For Sandy Jauregui-Baza, now age 33, her doctor initially thought that she had tuberculosis and put her in isolation in the hospital. Sandy says, “This made sense because I had been traveling abroad, but then my test came back negative for TB.” When finally diagnosed with lung cancer she had metastases to her spine. “It never crossed my mind that I could have lung cancer,” says Sandy. “I always had an idea of what a lung cancer patient looked like and I wasn’t that person.”
Corey, age 23, says, “When I was diagnosed I had just run a marathon. I was on top of the world and thought that I was invincible. I never believed that anyone like me could get lung cancer.”
As ALCF’s patient spokesperson/advocate for the Genomics of Young Lung Cancer Study, Emily says, “I am driven to candidly share my story with everyone. I hope that people will pass it on to others because my story could be anyone’s story. I want to survive and thrive.” Just as other patients participated in studies years ago that helped to bring life-saving treatment, Emily and all of the Young Lung Study participants hope that their involvement will benefit future patients, young and old.
By joining forces coast-to-coast, ULC and ALCF want Sing Out! To Upstage Lung Cancer to strike a chord and raise awareness about the changing face of lung cancer. It is disturbing to see that young people are often blamed and stigmatized for their illness. “These young people are in the prime of life and should be looking forward to the future, to careers, marriage, and families.” Although this is true for anyone with cancer, young people Addario adds that the five-year survival rate of lung cancer patients is approximately 17%, a statistic that has changed little in more than 40 years. Both Upstage Lung Cancer and Addario Lung Cancer Foundation say, “Early detection is critical to survival.”
“As a singer I know that it is easier to talk about something as serious as lung cancer if it is embedded in musical entertainment. It’s a little bit like Mary Poppins said — a spoonful of sugar makes the medicine go down,” says Hildy Grossman. “People who attend our concerts leave in good spirits, more knowledgeable about lung cancer, and with an interest in trying to help.
Hosted by WBZ’s Jordan Rich, the May 20 event will include doctors-musicians of the Longwood Symphony Orchestra’s Brass Quintet, the Bo and Bill Winiker Jazz Trio, Peking and the Mystics, Northern Lights-Young a Capella singers, Claire McFarland with Linda Marks and Dave Birkin, and Hildy Grossman of the Follen Angels with Greg Woodsbie.

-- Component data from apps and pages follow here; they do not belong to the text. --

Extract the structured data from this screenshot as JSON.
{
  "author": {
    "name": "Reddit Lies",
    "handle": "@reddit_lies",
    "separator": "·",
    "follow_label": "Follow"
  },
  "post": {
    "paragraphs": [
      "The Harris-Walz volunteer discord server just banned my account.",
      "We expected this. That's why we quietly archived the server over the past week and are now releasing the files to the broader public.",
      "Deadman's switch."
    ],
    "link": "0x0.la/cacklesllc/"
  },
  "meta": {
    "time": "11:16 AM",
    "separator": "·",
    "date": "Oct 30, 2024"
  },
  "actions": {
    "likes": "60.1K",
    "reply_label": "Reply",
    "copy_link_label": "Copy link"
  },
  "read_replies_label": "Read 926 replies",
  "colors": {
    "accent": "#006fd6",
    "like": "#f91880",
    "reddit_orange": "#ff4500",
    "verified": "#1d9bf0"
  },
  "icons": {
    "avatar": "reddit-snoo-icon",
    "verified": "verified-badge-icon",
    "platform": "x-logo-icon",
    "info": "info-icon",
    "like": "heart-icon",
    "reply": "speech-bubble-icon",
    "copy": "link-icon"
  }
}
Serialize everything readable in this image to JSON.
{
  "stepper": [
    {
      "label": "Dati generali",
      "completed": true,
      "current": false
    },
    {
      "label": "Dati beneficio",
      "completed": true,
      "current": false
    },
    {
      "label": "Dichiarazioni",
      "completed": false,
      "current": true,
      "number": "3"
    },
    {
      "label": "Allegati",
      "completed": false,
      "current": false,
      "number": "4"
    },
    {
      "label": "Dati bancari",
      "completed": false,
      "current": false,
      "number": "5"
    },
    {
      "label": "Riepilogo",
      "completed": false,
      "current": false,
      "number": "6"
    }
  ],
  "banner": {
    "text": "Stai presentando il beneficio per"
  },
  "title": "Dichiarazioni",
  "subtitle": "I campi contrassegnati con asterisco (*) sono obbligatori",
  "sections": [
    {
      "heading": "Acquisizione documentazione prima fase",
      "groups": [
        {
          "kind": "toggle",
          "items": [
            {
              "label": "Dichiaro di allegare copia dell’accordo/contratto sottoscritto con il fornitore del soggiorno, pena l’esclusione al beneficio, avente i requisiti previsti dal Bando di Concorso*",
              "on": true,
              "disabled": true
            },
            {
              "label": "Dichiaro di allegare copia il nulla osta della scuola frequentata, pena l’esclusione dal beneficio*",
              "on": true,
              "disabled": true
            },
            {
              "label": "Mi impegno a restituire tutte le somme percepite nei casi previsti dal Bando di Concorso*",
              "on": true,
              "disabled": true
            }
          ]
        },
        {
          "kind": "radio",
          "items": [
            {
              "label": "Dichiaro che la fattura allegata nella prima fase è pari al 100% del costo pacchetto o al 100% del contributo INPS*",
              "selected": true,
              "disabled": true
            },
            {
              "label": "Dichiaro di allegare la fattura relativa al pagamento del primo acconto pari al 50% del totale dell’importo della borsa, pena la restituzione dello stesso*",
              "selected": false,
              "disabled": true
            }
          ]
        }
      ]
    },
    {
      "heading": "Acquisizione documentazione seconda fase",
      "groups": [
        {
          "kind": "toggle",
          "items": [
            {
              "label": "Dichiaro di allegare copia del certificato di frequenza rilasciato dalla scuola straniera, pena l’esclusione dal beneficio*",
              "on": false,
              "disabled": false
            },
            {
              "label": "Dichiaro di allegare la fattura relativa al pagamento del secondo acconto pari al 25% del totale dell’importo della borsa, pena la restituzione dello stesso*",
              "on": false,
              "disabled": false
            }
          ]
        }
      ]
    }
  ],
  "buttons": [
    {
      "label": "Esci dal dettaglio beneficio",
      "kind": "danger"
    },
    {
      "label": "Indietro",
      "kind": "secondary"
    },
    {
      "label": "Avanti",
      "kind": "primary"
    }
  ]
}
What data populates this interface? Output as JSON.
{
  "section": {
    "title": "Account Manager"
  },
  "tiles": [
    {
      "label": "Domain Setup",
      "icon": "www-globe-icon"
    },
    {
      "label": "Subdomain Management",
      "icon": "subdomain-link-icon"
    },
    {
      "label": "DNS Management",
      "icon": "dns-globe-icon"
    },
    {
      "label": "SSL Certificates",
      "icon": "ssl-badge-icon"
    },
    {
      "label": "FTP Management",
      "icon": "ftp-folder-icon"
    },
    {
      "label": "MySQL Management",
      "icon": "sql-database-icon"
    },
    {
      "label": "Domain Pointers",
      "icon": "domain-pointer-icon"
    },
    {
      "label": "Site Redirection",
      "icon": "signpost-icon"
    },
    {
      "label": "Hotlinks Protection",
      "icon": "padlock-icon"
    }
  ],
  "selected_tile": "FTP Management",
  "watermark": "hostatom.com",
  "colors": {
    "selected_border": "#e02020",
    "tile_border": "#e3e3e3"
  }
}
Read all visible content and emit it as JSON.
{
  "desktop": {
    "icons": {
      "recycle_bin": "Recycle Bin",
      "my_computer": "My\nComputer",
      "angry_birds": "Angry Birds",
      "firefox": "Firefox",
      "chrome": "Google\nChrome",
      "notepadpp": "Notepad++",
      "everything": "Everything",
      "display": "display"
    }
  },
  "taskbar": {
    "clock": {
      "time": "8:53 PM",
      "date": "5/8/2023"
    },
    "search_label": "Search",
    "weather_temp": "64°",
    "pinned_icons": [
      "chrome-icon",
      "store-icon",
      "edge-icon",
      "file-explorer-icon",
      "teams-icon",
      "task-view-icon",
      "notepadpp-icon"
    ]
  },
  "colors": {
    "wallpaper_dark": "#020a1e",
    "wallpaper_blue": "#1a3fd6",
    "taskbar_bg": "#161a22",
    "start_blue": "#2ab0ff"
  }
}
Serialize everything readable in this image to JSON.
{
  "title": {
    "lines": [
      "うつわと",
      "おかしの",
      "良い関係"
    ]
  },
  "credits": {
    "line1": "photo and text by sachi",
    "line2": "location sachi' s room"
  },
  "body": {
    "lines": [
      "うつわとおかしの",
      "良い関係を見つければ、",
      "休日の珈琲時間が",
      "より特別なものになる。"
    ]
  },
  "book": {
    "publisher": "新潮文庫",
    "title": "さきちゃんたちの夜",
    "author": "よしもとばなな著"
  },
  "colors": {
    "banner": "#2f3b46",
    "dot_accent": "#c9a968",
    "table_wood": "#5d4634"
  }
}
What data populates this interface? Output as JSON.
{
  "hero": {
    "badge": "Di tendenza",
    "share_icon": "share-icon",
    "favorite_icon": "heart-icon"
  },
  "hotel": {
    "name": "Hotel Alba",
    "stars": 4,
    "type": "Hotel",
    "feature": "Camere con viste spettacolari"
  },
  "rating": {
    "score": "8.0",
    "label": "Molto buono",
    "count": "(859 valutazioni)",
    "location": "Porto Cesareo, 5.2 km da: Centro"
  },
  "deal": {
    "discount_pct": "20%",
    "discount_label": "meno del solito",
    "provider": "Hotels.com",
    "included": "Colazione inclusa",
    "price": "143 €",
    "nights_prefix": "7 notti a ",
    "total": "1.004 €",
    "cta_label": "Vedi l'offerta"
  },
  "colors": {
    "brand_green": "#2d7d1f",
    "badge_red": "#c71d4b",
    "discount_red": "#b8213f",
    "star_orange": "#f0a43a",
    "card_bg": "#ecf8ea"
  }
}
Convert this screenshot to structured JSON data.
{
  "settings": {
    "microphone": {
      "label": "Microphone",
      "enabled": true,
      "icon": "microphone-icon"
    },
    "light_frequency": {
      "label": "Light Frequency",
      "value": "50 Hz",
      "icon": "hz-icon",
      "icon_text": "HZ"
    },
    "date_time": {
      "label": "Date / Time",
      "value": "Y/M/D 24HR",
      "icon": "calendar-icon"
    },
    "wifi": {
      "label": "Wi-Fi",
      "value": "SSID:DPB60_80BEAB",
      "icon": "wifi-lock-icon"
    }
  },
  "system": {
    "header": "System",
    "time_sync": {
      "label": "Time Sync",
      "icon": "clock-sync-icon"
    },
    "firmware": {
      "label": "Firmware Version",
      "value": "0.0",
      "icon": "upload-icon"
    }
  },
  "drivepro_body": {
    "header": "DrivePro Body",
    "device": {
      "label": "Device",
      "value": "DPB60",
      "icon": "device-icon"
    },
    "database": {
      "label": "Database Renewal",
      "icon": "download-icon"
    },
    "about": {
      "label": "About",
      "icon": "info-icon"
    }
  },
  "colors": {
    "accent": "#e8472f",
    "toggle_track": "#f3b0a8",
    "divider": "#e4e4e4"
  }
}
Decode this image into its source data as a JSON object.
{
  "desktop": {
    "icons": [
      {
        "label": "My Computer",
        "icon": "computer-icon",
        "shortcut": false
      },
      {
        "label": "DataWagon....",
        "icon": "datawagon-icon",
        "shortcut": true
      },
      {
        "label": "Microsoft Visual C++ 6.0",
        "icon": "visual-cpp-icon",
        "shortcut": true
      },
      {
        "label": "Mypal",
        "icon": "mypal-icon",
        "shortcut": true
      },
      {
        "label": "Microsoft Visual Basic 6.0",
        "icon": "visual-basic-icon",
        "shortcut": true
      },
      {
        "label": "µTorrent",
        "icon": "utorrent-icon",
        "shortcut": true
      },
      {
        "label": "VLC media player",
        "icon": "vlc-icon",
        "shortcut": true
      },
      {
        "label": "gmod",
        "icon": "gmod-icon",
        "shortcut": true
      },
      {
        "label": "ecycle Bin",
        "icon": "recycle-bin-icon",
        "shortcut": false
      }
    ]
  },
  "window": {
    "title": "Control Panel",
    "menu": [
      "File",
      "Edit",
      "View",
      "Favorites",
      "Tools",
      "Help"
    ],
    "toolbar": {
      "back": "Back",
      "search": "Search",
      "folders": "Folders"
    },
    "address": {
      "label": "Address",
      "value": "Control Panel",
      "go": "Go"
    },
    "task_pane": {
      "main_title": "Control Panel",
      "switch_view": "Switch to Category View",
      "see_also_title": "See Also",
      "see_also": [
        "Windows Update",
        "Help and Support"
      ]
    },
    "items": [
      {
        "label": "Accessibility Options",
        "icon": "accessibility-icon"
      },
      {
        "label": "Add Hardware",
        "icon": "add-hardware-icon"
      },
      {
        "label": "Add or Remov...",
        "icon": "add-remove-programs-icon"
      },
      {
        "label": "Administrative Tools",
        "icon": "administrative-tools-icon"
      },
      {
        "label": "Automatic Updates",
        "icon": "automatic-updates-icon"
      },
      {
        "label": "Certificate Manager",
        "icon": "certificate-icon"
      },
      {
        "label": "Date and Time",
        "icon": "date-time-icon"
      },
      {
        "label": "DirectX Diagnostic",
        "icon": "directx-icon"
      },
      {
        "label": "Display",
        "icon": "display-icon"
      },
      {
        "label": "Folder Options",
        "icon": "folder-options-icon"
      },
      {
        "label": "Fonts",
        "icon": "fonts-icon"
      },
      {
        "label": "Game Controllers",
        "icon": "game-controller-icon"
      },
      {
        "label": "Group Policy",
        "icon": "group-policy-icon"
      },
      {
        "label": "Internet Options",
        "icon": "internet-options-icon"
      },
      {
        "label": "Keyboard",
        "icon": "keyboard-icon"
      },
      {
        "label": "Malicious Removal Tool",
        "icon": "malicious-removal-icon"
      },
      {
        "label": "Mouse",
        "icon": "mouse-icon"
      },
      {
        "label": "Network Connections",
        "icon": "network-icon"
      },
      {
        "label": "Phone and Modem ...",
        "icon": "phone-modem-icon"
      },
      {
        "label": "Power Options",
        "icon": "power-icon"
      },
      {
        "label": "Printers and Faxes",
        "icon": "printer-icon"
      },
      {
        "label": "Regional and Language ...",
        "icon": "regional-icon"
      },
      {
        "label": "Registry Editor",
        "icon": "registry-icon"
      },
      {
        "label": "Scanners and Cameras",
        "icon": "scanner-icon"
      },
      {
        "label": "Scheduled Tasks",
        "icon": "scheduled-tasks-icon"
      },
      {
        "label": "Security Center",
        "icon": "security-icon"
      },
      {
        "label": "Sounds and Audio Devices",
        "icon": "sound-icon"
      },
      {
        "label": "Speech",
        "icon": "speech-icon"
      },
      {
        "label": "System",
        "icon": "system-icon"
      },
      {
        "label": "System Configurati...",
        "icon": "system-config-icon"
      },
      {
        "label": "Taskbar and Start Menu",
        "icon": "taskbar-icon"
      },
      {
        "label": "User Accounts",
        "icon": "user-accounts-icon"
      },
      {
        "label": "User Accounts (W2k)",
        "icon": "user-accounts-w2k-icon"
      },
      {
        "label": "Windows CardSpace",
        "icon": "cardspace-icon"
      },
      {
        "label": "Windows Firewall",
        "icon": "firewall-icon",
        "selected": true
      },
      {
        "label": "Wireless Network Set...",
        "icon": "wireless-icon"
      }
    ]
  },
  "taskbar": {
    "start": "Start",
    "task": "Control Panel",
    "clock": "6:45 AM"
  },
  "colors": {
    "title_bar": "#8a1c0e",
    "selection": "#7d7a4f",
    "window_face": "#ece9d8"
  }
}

Guest speakers include Dr. Deborah Morosini, a leading pathologist and sister of the late Dana Reeve who died of lung cancer at age 44, and K.C. Oakley of Jill’s Legacy, an organization founded in memory of Jill Costello who died of lung cancer at age 22.
SING OUT! to Upstage Lung Cancer Concert
May 20, 2016 7:30 pm
LOCATION: Boston Red Sox Jimmy Fund Auditorium, 35 Binney Street, Boston
PARKING: Complimentary at Yawkey Parking Garage, Dana-Farber Cancer Institute TICKETS: ONLINE at www.upstagelungcancer.org/events ; PHONE: 617- 992.0166
$25 General Admission, $40 Reserved Seating, $100 Premium Seating
Complimentary Tickets for Lung Cancer Survivors
For More information and to learn more about ULC, visit www.UpstageLungCancer.org.
To learn more about ALCF and the Genomics of Young Lung Cancer Study, visit www.lungcancerfoundation.org.